Appeal from the Order of the Court of Common Pleas of Montgomery County in case of Upper Merion Township Authority v. Horace P. Billings and Jean D. Billings, No. 74-11873.
Sydney H. Weiss, with him Weiss and Freeman, for appellants.
Parke H. Ulrich, with him Fox, Differ, Callahan, Ulrich & O'Hara, for appellee.
Judges Crumlish, Jr., Mencer and Rogers, sitting as a panel of three. Opinion by Judge Crumlish, Jr.
[ 44 Pa. Commw. Page 623]
The Upper Merion Township Authority (Authority) condemned land titled to Horace P. and Jean D. Billings (Condemnees/Billings) for the installation of sewer pipes. Unable to agree on damages, a Board of View was empaneled which after a hearing found in favor of the Billings in the amount of $8,800, together with $500 counsel fees.*fn1 Billings appealed the
[ 44 Pa. Commw. Page 624]
award to the Montgomery County Court of Common Pleas. A jury found for the Authority and against the Billings in the amount of $500, which was reduced by agreement.*fn2
Billings made motion for new trial, which was dismissed. Condemnees now contend that the dismissal was erroneous as was the assessment of transcript costs*fn3 against them on appeal.
In considering the merits of this appeal, we must limit the scope of review to a determination of whether the trial court abused its discretion or erred in the law; absent these findings we may not disturb the trial court judgment.
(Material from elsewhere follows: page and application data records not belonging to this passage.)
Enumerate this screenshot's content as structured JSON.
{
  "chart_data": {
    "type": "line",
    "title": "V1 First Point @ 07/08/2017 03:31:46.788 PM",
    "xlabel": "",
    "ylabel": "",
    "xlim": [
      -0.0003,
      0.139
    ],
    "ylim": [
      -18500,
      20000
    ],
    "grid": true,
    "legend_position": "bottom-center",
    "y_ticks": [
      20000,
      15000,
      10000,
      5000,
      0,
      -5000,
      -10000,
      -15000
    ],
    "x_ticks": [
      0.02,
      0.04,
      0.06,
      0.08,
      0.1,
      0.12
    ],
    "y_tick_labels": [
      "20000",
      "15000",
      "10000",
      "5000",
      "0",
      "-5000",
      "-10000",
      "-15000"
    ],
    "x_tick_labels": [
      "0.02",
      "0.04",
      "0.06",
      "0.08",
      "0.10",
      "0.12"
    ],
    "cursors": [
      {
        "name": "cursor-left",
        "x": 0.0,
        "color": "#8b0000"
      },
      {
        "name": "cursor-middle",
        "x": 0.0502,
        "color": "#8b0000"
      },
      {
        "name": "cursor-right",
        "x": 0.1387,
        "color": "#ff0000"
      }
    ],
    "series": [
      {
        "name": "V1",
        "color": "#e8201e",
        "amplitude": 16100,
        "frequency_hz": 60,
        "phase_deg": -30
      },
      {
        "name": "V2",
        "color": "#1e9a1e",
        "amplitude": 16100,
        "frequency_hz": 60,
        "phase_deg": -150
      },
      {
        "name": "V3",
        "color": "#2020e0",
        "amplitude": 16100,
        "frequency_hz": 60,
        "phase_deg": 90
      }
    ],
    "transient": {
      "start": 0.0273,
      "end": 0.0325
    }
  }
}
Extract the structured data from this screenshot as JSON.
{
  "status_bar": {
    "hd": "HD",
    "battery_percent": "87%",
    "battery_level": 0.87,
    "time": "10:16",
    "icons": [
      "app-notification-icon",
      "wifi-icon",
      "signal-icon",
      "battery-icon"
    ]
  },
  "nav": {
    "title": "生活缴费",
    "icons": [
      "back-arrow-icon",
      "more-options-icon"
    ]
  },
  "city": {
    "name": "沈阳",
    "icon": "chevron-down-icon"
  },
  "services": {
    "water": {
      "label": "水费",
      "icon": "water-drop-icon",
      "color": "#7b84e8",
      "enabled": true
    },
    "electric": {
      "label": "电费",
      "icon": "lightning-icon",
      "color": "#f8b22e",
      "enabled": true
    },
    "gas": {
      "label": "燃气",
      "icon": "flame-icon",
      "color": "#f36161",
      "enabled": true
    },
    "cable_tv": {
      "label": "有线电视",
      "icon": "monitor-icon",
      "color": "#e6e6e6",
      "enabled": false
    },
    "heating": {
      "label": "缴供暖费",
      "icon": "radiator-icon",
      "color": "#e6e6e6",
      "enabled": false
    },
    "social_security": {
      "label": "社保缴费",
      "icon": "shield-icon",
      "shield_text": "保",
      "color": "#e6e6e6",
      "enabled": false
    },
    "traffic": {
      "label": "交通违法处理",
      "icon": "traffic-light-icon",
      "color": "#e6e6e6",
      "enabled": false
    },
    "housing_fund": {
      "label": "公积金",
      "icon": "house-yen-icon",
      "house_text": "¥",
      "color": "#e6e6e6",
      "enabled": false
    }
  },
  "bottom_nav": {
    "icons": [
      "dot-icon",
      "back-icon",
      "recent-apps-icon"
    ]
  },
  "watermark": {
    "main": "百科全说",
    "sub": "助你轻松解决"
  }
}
Billings first contend that the verdict is against the weight of the evidence. A new trial will not be granted where insufficient evidence is alleged unless the verdict is so contrary to the weight of the evidence that it shocks one's sense of justice. Commonwealth v. Harold, 17 Pa. Commonwealth Ct. 148, 330 A.2d 890 (1975). In evaluating its sufficiency, the evidence must be considered in the light most favorable to the party prevailing below.
We are satisfied that the recorded evidence supports the jury's valuation. Mr. King, expert for the Authority, opined that the fair market value of the property prior to taking was $200,000 and that after the taking it was $205,000, yielding a net benefit to the property of $5,000. Mr. DeGrouchy, expert for the Billings, testified that the fair market value prior to ...